◆ **Assigned task**:
Give the number of lines in the entries below that hold "brand", with no accompanying words.

◆ **Record extracts**:
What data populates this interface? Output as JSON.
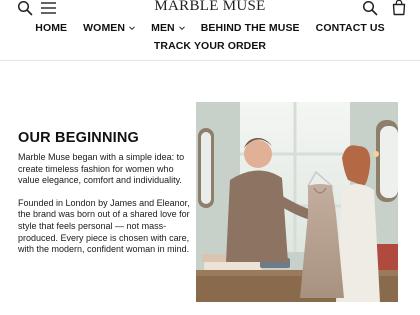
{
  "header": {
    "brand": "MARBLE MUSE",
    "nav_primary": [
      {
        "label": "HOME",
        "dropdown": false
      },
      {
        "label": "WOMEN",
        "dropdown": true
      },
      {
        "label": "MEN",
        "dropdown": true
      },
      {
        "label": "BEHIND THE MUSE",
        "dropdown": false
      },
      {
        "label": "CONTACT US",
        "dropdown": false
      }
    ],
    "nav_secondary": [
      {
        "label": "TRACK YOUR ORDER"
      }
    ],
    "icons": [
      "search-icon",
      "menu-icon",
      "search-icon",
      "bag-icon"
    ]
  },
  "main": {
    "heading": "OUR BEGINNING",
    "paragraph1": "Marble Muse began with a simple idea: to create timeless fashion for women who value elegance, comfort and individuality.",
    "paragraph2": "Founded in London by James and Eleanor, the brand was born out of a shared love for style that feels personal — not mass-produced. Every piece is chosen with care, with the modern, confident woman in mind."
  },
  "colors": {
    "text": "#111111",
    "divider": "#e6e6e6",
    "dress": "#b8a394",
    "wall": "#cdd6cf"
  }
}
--
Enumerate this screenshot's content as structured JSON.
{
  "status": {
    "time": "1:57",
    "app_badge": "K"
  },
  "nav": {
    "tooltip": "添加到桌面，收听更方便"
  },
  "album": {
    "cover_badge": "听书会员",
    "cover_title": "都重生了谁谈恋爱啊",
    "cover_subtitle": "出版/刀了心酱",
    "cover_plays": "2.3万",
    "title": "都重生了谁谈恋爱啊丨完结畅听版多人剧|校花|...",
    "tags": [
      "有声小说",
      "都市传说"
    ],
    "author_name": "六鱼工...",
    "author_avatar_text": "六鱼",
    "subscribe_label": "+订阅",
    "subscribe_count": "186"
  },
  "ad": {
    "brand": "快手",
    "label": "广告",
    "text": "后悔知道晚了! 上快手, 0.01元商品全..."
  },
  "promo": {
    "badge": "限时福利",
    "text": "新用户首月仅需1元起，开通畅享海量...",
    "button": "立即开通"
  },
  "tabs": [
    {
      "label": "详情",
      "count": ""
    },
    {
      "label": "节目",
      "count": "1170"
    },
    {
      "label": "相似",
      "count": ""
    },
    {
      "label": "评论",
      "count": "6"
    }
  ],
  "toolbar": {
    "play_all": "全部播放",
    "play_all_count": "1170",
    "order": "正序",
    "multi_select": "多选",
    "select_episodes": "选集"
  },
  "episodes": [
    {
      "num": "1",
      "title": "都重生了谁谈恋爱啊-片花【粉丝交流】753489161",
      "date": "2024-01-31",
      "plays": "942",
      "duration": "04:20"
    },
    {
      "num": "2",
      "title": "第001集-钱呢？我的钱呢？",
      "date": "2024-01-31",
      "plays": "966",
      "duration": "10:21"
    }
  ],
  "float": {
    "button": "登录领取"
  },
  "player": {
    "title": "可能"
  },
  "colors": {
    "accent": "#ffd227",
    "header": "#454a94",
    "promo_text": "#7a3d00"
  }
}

◆ **Exercise result**:
3